> Source records:
☆ ☆ ☆ ☆ ☆

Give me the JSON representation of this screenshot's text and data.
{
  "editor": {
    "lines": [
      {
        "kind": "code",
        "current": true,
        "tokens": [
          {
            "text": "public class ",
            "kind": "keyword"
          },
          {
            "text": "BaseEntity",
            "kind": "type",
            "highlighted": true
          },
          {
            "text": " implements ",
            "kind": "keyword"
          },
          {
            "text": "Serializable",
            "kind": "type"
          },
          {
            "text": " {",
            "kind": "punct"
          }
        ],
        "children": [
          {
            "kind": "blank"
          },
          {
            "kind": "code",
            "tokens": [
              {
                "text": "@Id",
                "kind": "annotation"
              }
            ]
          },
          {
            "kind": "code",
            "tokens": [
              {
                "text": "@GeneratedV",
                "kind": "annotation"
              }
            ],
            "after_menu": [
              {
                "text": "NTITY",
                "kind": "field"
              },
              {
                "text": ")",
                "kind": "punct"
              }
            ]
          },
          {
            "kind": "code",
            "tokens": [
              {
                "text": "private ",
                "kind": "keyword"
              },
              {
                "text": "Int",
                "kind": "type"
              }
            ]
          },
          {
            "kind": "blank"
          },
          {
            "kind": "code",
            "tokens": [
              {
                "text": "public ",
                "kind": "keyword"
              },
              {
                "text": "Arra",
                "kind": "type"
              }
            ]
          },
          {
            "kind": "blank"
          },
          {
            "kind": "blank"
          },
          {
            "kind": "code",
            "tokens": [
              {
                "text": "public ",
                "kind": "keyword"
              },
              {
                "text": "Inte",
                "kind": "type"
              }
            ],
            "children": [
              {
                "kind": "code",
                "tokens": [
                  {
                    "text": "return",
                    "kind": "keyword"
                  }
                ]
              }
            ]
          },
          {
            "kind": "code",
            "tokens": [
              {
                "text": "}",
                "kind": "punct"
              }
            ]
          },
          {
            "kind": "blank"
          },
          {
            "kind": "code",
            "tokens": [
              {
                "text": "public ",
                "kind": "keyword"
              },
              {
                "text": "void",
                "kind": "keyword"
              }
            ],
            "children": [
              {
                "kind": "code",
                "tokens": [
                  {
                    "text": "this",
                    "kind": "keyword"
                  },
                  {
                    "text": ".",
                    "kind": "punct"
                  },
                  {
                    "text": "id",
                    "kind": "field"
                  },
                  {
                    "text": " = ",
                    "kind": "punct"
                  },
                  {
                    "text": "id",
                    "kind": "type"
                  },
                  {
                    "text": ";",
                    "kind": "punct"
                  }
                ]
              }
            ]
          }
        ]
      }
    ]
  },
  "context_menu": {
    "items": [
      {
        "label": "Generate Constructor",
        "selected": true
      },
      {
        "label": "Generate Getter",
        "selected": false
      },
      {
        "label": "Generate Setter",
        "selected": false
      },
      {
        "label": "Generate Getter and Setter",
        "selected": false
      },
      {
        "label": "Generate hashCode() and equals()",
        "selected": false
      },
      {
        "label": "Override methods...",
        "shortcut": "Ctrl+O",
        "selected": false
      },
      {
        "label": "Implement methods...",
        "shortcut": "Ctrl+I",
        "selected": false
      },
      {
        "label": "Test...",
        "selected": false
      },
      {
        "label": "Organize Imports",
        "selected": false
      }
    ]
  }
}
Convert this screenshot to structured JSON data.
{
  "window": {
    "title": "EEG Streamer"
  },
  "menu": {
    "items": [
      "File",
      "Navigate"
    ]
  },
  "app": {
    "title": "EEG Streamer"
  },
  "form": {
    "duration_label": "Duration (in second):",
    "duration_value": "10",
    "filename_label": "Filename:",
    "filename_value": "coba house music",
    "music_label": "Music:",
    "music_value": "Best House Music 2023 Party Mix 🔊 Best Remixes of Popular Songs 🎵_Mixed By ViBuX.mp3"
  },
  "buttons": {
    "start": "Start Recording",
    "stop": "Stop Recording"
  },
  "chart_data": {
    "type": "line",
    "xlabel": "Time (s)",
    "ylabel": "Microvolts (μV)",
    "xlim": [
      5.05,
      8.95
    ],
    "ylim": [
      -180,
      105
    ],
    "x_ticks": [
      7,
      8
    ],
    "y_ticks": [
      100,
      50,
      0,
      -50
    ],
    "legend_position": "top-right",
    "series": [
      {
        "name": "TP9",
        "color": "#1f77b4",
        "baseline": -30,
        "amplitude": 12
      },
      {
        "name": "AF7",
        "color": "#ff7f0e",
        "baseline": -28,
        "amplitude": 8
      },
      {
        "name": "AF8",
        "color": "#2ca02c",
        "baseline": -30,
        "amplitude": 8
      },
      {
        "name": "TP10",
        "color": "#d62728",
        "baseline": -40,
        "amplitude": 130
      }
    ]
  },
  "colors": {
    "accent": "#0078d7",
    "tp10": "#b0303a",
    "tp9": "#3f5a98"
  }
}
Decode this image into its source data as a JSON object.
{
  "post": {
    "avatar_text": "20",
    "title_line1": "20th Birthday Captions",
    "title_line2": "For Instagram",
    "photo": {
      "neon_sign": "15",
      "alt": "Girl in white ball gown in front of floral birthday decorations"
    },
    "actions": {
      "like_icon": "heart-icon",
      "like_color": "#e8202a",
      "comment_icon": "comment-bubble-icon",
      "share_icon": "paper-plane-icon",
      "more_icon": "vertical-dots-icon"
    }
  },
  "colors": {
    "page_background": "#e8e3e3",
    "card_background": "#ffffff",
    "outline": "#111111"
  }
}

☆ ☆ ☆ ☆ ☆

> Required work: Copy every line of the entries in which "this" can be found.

> Expected output:
Give me the JSON representation of this screenshot's text and data.
                    "text": "this",
Convert this screenshot to structured JSON data.
Decode this image into its source data as a JSON object.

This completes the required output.